### Records for this exercise

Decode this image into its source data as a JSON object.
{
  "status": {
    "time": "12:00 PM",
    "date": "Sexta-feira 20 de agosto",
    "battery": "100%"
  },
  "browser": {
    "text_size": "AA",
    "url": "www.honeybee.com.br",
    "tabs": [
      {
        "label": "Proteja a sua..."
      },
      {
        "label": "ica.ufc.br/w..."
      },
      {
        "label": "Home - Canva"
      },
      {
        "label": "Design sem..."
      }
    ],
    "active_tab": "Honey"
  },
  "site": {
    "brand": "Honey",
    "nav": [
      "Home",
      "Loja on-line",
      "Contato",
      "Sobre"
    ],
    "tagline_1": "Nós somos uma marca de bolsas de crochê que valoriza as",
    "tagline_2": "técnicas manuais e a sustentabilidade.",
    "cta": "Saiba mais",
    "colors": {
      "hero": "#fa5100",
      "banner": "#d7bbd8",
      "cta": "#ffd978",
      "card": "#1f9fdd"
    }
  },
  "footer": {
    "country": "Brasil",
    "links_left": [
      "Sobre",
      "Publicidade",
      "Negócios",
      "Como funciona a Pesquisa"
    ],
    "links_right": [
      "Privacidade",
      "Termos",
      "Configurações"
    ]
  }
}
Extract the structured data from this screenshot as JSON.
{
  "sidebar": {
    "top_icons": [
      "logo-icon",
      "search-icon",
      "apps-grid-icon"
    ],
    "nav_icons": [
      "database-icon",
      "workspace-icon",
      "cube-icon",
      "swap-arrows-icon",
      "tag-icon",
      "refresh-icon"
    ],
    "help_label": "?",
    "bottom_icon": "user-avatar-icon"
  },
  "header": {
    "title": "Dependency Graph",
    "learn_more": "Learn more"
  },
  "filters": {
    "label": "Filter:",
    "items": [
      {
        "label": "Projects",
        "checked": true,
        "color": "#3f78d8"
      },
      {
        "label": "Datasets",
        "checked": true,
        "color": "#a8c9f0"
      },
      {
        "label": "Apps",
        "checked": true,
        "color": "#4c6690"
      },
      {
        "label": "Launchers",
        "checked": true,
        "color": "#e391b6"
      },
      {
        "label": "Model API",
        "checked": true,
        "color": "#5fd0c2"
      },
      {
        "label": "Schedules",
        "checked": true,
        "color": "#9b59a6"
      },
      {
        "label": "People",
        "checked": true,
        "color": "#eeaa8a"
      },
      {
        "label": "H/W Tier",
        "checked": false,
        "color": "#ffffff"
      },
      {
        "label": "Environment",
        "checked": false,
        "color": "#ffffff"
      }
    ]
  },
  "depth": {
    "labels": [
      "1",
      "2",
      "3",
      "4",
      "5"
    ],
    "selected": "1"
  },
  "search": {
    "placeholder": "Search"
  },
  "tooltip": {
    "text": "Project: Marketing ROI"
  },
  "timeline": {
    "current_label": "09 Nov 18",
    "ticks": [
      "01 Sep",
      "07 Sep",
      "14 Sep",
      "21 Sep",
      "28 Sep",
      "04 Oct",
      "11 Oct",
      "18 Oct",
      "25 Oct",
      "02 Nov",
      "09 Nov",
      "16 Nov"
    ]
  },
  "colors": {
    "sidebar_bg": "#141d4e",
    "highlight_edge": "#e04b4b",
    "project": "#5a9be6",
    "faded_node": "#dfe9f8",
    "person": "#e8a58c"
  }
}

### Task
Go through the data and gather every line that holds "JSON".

### Exercise answer
Decode this image into its source data as a JSON object.
Extract the structured data from this screenshot as JSON.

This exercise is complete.